# Your task
Whenever a line in the records below contains "name", pick it out.

══════

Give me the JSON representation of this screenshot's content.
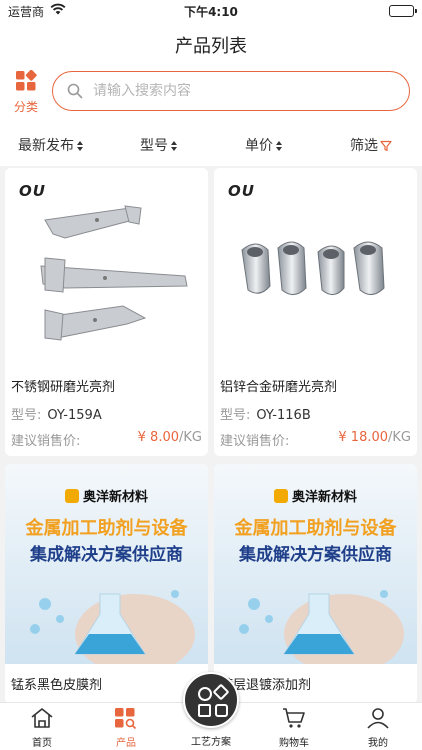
{
  "status_bar": {
    "carrier": "运营商",
    "time": "下午4:10"
  },
  "header": {
    "title": "产品列表"
  },
  "category": {
    "label": "分类"
  },
  "search": {
    "placeholder": "请输入搜索内容"
  },
  "sort_bar": {
    "latest": "最新发布",
    "model": "型号",
    "price": "单价",
    "filter": "筛选"
  },
  "products": [
    {
      "brand": "OU",
      "name": "不锈钢研磨光亮剂",
      "model_label": "型号:",
      "model": "OY-159A",
      "price_label": "建议销售价:",
      "price": "¥ 8.00",
      "unit": "/KG"
    },
    {
      "brand": "OU",
      "name": "铝锌合金研磨光亮剂",
      "model_label": "型号:",
      "model": "OY-116B",
      "price_label": "建议销售价:",
      "price": "¥ 18.00",
      "unit": "/KG"
    },
    {
      "name": "锰系黑色皮膜剂",
      "banner_brand": "奥洋新材料",
      "banner_line1": "金属加工助剂与设备",
      "banner_line2": "集成解决方案供应商"
    },
    {
      "name": "镀层退镀添加剂",
      "banner_brand": "奥洋新材料",
      "banner_line1": "金属加工助剂与设备",
      "banner_line2": "集成解决方案供应商"
    }
  ],
  "tabbar": {
    "home": "首页",
    "products": "产品",
    "solutions": "工艺方案",
    "cart": "购物车",
    "mine": "我的"
  },
  "colors": {
    "accent": "#e8663d",
    "center_button": "#333333"
  }
}
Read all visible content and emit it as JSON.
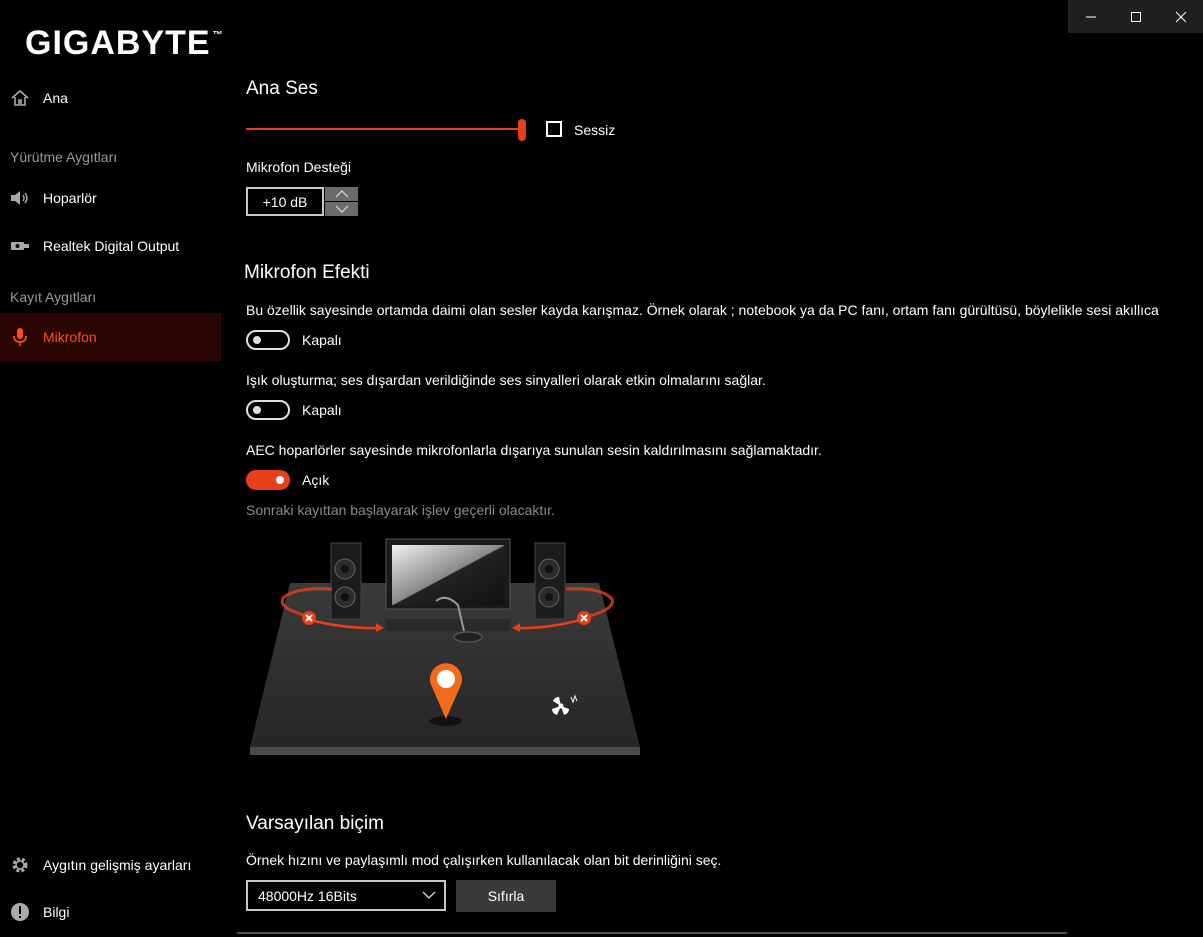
{
  "window": {
    "minimize_icon": "minimize-icon",
    "maximize_icon": "maximize-icon",
    "close_icon": "close-icon"
  },
  "brand": {
    "logo_text": "GIGABYTE",
    "logo_mark": "™"
  },
  "sidebar": {
    "home": {
      "label": "Ana",
      "icon": "home-icon"
    },
    "playback_section": "Yürütme Aygıtları",
    "playback_items": [
      {
        "label": "Hoparlör",
        "icon": "speaker-icon"
      },
      {
        "label": "Realtek Digital Output",
        "icon": "digital-output-icon"
      }
    ],
    "recording_section": "Kayıt Aygıtları",
    "recording_items": [
      {
        "label": "Mikrofon",
        "icon": "microphone-icon",
        "active": true
      }
    ],
    "advanced": {
      "label": "Aygıtın gelişmiş ayarları",
      "icon": "gear-icon"
    },
    "info": {
      "label": "Bilgi",
      "icon": "info-icon"
    }
  },
  "main": {
    "master": {
      "title": "Ana Ses",
      "volume_level": 1.0,
      "mute_label": "Sessiz",
      "mute_checked": false
    },
    "boost": {
      "title": "Mikrofon Desteği",
      "value": "+10 dB"
    },
    "effects": {
      "title": "Mikrofon Efekti",
      "items": [
        {
          "description": "Bu özellik sayesinde ortamda daimi olan sesler kayda karışmaz. Örnek olarak ; notebook ya da PC fanı, ortam fanı gürültüsü, böylelikle sesi akıllıca",
          "state_label": "Kapalı",
          "on": false
        },
        {
          "description": "Işık oluşturma; ses dışardan verildiğinde ses sinyalleri olarak etkin olmalarını sağlar.",
          "state_label": "Kapalı",
          "on": false
        },
        {
          "description": "AEC hoparlörler sayesinde mikrofonlarla dışarıya sunulan sesin kaldırılmasını sağlamaktadır.",
          "state_label": "Açık",
          "on": true
        }
      ],
      "note": "Sonraki kayıttan başlayarak işlev geçerli olacaktır."
    },
    "format": {
      "title": "Varsayılan biçim",
      "description": "Örnek hızını ve paylaşımlı mod çalışırken kullanılacak olan bit derinliğini seç.",
      "selected": "48000Hz 16Bits",
      "reset_label": "Sıfırla"
    }
  },
  "colors": {
    "accent": "#e83f1a",
    "active_bg": "#2a0703",
    "muted_text": "#8a8a8a"
  }
}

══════

# Reply to the task
      "name": "不锈钢研磨光亮剂",
      "name": "铝锌合金研磨光亮剂",
      "name": "锰系黑色皮膜剂",
      "name": "镀层退镀添加剂",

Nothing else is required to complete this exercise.